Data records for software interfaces
━━━━━━━━━━━━━━━━━━━━

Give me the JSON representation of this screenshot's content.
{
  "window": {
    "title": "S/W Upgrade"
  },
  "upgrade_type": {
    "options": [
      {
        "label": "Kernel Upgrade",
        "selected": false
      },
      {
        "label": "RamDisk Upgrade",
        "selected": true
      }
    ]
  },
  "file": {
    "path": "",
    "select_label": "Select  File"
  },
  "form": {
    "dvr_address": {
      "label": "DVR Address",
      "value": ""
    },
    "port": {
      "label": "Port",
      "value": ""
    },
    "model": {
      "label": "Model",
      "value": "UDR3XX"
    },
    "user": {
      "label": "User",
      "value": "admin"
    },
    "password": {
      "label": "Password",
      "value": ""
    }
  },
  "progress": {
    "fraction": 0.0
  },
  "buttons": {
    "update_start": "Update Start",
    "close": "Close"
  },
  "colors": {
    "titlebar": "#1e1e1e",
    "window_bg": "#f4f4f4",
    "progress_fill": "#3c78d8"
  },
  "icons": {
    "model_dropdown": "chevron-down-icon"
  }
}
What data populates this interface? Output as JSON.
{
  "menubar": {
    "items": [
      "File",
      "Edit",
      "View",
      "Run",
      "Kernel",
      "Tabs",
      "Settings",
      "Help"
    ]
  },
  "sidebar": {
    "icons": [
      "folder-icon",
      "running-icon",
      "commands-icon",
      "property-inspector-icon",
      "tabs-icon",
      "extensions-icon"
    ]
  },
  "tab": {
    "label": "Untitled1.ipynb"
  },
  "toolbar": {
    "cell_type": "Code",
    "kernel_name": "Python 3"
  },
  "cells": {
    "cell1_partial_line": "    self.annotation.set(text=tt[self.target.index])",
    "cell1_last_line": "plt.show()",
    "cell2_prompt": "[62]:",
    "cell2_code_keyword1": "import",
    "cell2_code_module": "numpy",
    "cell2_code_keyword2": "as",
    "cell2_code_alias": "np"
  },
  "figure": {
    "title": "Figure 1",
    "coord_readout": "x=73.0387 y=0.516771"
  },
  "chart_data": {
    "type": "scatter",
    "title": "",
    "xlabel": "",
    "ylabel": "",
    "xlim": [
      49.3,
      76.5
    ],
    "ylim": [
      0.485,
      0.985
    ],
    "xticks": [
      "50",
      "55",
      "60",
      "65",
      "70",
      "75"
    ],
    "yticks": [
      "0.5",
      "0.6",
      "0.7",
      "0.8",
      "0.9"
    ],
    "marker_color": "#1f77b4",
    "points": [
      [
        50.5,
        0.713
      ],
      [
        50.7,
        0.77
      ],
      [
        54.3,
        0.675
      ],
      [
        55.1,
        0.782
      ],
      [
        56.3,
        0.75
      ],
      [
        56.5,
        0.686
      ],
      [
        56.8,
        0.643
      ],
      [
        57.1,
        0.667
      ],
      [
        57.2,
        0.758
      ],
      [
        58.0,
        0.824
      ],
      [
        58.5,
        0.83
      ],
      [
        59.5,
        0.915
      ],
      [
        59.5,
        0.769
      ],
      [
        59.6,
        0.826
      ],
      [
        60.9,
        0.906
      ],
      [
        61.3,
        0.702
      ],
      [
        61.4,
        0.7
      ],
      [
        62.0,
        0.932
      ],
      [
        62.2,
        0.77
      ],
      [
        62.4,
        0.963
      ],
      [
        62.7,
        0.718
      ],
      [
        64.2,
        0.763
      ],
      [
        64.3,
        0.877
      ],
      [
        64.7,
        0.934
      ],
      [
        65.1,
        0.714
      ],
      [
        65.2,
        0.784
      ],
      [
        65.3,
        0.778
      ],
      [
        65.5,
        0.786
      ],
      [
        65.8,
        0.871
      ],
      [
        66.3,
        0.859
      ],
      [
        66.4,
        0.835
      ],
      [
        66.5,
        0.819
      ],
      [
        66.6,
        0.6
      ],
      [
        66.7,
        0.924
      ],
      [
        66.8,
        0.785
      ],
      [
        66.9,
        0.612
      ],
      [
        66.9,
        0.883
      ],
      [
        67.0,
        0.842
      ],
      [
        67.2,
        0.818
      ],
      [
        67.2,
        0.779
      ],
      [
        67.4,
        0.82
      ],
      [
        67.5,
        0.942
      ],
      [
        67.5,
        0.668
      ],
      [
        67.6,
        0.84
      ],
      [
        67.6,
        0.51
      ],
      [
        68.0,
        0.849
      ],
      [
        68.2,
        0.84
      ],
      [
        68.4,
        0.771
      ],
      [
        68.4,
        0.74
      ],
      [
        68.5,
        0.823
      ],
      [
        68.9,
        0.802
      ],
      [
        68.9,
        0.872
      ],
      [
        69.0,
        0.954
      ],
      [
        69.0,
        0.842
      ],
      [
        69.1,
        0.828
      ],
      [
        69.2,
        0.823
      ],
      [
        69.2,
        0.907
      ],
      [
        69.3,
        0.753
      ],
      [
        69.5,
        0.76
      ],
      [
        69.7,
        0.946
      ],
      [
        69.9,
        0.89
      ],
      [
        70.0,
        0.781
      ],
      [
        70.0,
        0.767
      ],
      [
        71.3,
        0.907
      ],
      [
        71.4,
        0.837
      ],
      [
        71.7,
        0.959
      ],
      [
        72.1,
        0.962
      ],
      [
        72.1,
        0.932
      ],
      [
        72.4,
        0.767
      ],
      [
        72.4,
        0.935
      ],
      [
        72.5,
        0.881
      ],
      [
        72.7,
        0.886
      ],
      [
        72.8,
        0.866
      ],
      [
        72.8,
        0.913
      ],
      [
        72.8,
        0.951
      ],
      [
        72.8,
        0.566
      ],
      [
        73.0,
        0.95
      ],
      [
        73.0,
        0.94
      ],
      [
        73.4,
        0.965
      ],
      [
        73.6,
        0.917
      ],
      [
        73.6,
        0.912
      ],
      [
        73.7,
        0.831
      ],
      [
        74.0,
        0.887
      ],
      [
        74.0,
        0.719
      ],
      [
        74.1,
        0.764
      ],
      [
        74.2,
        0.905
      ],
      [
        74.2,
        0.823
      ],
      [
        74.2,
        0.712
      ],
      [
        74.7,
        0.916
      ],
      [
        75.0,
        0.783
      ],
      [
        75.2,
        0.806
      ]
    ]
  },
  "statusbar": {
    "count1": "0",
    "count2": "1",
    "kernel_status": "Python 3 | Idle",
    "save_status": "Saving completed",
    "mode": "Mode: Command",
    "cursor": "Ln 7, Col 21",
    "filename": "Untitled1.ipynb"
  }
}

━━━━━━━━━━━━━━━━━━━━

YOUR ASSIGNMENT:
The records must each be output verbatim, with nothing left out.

WORKED SOLUTION:
Give me the JSON representation of this screenshot's content.
{
  "window": {
    "title": "S/W Upgrade"
  },
  "upgrade_type": {
    "options": [
      {
        "label": "Kernel Upgrade",
        "selected": false
      },
      {
        "label": "RamDisk Upgrade",
        "selected": true
      }
    ]
  },
  "file": {
    "path": "",
    "select_label": "Select  File"
  },
  "form": {
    "dvr_address": {
      "label": "DVR Address",
      "value": ""
    },
    "port": {
      "label": "Port",
      "value": ""
    },
    "model": {
      "label": "Model",
      "value": "UDR3XX"
    },
    "user": {
      "label": "User",
      "value": "admin"
    },
    "password": {
      "label": "Password",
      "value": ""
    }
  },
  "progress": {
    "fraction": 0.0
  },
  "buttons": {
    "update_start": "Update Start",
    "close": "Close"
  },
  "colors": {
    "titlebar": "#1e1e1e",
    "window_bg": "#f4f4f4",
    "progress_fill": "#3c78d8"
  },
  "icons": {
    "model_dropdown": "chevron-down-icon"
  }
}
What data populates this interface? Output as JSON.
{
  "menubar": {
    "items": [
      "File",
      "Edit",
      "View",
      "Run",
      "Kernel",
      "Tabs",
      "Settings",
      "Help"
    ]
  },
  "sidebar": {
    "icons": [
      "folder-icon",
      "running-icon",
      "commands-icon",
      "property-inspector-icon",
      "tabs-icon",
      "extensions-icon"
    ]
  },
  "tab": {
    "label": "Untitled1.ipynb"
  },
  "toolbar": {
    "cell_type": "Code",
    "kernel_name": "Python 3"
  },
  "cells": {
    "cell1_partial_line": "    self.annotation.set(text=tt[self.target.index])",
    "cell1_last_line": "plt.show()",
    "cell2_prompt": "[62]:",
    "cell2_code_keyword1": "import",
    "cell2_code_module": "numpy",
    "cell2_code_keyword2": "as",
    "cell2_code_alias": "np"
  },
  "figure": {
    "title": "Figure 1",
    "coord_readout": "x=73.0387 y=0.516771"
  },
  "chart_data": {
    "type": "scatter",
    "title": "",
    "xlabel": "",
    "ylabel": "",
    "xlim": [
      49.3,
      76.5
    ],
    "ylim": [
      0.485,
      0.985
    ],
    "xticks": [
      "50",
      "55",
      "60",
      "65",
      "70",
      "75"
    ],
    "yticks": [
      "0.5",
      "0.6",
      "0.7",
      "0.8",
      "0.9"
    ],
    "marker_color": "#1f77b4",
    "points": [
      [
        50.5,
        0.713
      ],
      [
        50.7,
        0.77
      ],
      [
        54.3,
        0.675
      ],
      [
        55.1,
        0.782
      ],
      [
        56.3,
        0.75
      ],
      [
        56.5,
        0.686
      ],
      [
        56.8,
        0.643
      ],
      [
        57.1,
        0.667
      ],
      [
        57.2,
        0.758
      ],
      [
        58.0,
        0.824
      ],
      [
        58.5,
        0.83
      ],
      [
        59.5,
        0.915
      ],
      [
        59.5,
        0.769
      ],
      [
        59.6,
        0.826
      ],
      [
        60.9,
        0.906
      ],
      [
        61.3,
        0.702
      ],
      [
        61.4,
        0.7
      ],
      [
        62.0,
        0.932
      ],
      [
        62.2,
        0.77
      ],
      [
        62.4,
        0.963
      ],
      [
        62.7,
        0.718
      ],
      [
        64.2,
        0.763
      ],
      [
        64.3,
        0.877
      ],
      [
        64.7,
        0.934
      ],
      [
        65.1,
        0.714
      ],
      [
        65.2,
        0.784
      ],
      [
        65.3,
        0.778
      ],
      [
        65.5,
        0.786
      ],
      [
        65.8,
        0.871
      ],
      [
        66.3,
        0.859
      ],
      [
        66.4,
        0.835
      ],
      [
        66.5,
        0.819
      ],
      [
        66.6,
        0.6
      ],
      [
        66.7,
        0.924
      ],
      [
        66.8,
        0.785
      ],
      [
        66.9,
        0.612
      ],
      [
        66.9,
        0.883
      ],
      [
        67.0,
        0.842
      ],
      [
        67.2,
        0.818
      ],
      [
        67.2,
        0.779
      ],
      [
        67.4,
        0.82
      ],
      [
        67.5,
        0.942
      ],
      [
        67.5,
        0.668
      ],
      [
        67.6,
        0.84
      ],
      [
        67.6,
        0.51
      ],
      [
        68.0,
        0.849
      ],
      [
        68.2,
        0.84
      ],
      [
        68.4,
        0.771
      ],
      [
        68.4,
        0.74
      ],
      [
        68.5,
        0.823
      ],
      [
        68.9,
        0.802
      ],
      [
        68.9,
        0.872
      ],
      [
        69.0,
        0.954
      ],
      [
        69.0,
        0.842
      ],
      [
        69.1,
        0.828
      ],
      [
        69.2,
        0.823
      ],
      [
        69.2,
        0.907
      ],
      [
        69.3,
        0.753
      ],
      [
        69.5,
        0.76
      ],
      [
        69.7,
        0.946
      ],
      [
        69.9,
        0.89
      ],
      [
        70.0,
        0.781
      ],
      [
        70.0,
        0.767
      ],
      [
        71.3,
        0.907
      ],
      [
        71.4,
        0.837
      ],
      [
        71.7,
        0.959
      ],
      [
        72.1,
        0.962
      ],
      [
        72.1,
        0.932
      ],
      [
        72.4,
        0.767
      ],
      [
        72.4,
        0.935
      ],
      [
        72.5,
        0.881
      ],
      [
        72.7,
        0.886
      ],
      [
        72.8,
        0.866
      ],
      [
        72.8,
        0.913
      ],
      [
        72.8,
        0.951
      ],
      [
        72.8,
        0.566
      ],
      [
        73.0,
        0.95
      ],
      [
        73.0,
        0.94
      ],
      [
        73.4,
        0.965
      ],
      [
        73.6,
        0.917
      ],
      [
        73.6,
        0.912
      ],
      [
        73.7,
        0.831
      ],
      [
        74.0,
        0.887
      ],
      [
        74.0,
        0.719
      ],
      [
        74.1,
        0.764
      ],
      [
        74.2,
        0.905
      ],
      [
        74.2,
        0.823
      ],
      [
        74.2,
        0.712
      ],
      [
        74.7,
        0.916
      ],
      [
        75.0,
        0.783
      ],
      [
        75.2,
        0.806
      ]
    ]
  },
  "statusbar": {
    "count1": "0",
    "count2": "1",
    "kernel_status": "Python 3 | Idle",
    "save_status": "Saving completed",
    "mode": "Mode: Command",
    "cursor": "Ln 7, Col 21",
    "filename": "Untitled1.ipynb"
  }
}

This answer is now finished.